With or without pizzicato, the role of a concert violinist is a change of pace for the young actor who broke into show biz in a TV sitcom, ''Bosom Buddies ,'' and first surfaced as a star in ''Splash.'' In ''Splash'' Hanks brought an endearing zaniness to the role of the smitten lover who didn't care whether his girl had gills or not. ''The guy was a potato, he was a lox,'' sighs Hanks, ''and that's what I was trying to portray, a swept-away character. If he hadn't met this girl, he would have ended up in 40 years as a bitter guy sitting on a park bench who doesn't even come alive for the baseball season.'' As he talks, Hanks snaps the blue sweatbands on his wrists like slingshots.
It was Hanks who pointed out to producer Victor Drai that since he was neither tall nor blond the original film title, ''The Tall Blond Man With One Black Shoe,'' wouldn't work. ''The Man With One Black Shoe'' sounded flat, so when a member of the crew suggested ''one red shoe'' for color that became the working title.
Hanks is wearing scruffy brown and tan saddle shoes a few days later when the gang of 100 or so involved in the film arrives on location in Georgetown at Blues Alley, a jazz nightclub. Blues Alley has been temporarily converted to a laundry with a ''Linens of the Week'' sign posted overhead in front of its laundry truck; a Landmark Tours car carrying a kidnapped Lori Singer has just collided with the truck, spewing a rainbow of laundry over the alley. The morning is devoted to getting just the right take of Tom Hanks running up to the Landmark car, snatching Lori Singer to safety, and running off with her. When everything including the movie crane is in place, an assistant director yells ''Quiet please! Roll tape! Action!'' and a few more seconds of the movie are shot. The next day it's back to Los Angeles where the rest of the film will be shot and intercut with footage like Hanks's bike ride down the Lincoln Monument steps.

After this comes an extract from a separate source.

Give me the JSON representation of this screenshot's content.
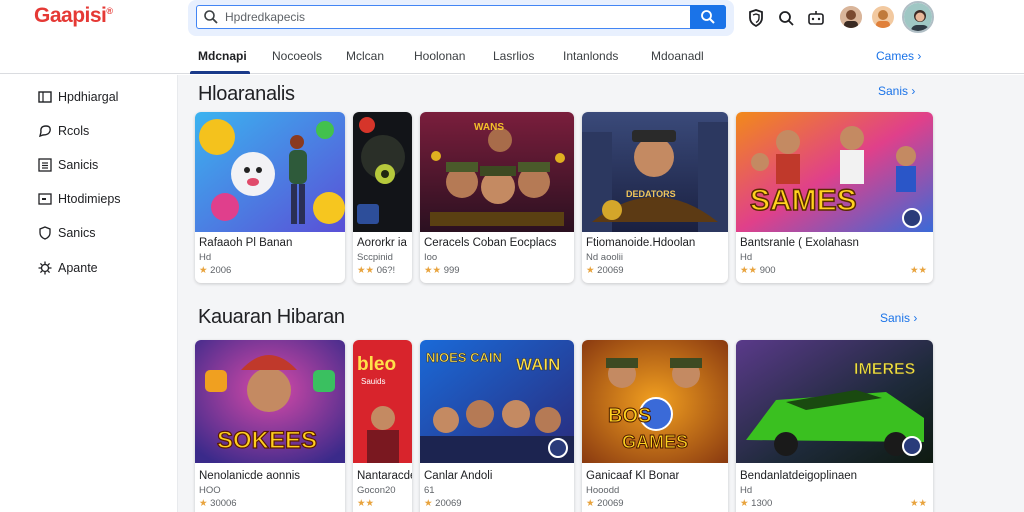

For Tom Hanks, making movies is one long Landmark tour.He was raised by his divorced father in Oakland, Calif., had his first role in a school production of Tennessee Williams's ''The Night of the Iguana,'' then ricocheted off to college. He wanted to study stage carpentry but ended up in front of the lights, acting for three seasons in the Great Lakes Shakespeare Festival in Cleveland, then went on to New York for what he remembers grimly as ''A hack-and-slash film ,'' the movie ''Mazes and Monsters.'' ABC spotted him in that and flew him to L.A. to test for ''Bosom Buddies,'' which landed him fame and a two-year contract. Hanks is reluctant for reasons of privacy to talk about his producer wife and their two young children, but he'll tell you about shooting a TV sitcom:
It was fun, he admits, but ''after a while it just beats you to a pulp, the physicality of it.'' He prefers movies like this one or his next, ''The Volunteers,'' a film about the Peace Corps in 1962 to be shot near Vera Cruz in Mexico. ''When you make a movie, you get to go somewhere - Vera Cruz, Washington , Toronto, Europe, LAX (Los Angeles Airport). I've been all over making movies. When you do TV, you get to go to Studio 25 at Paramount,'' says Hanks, deadpan except for the wry glint in his hazel eyes.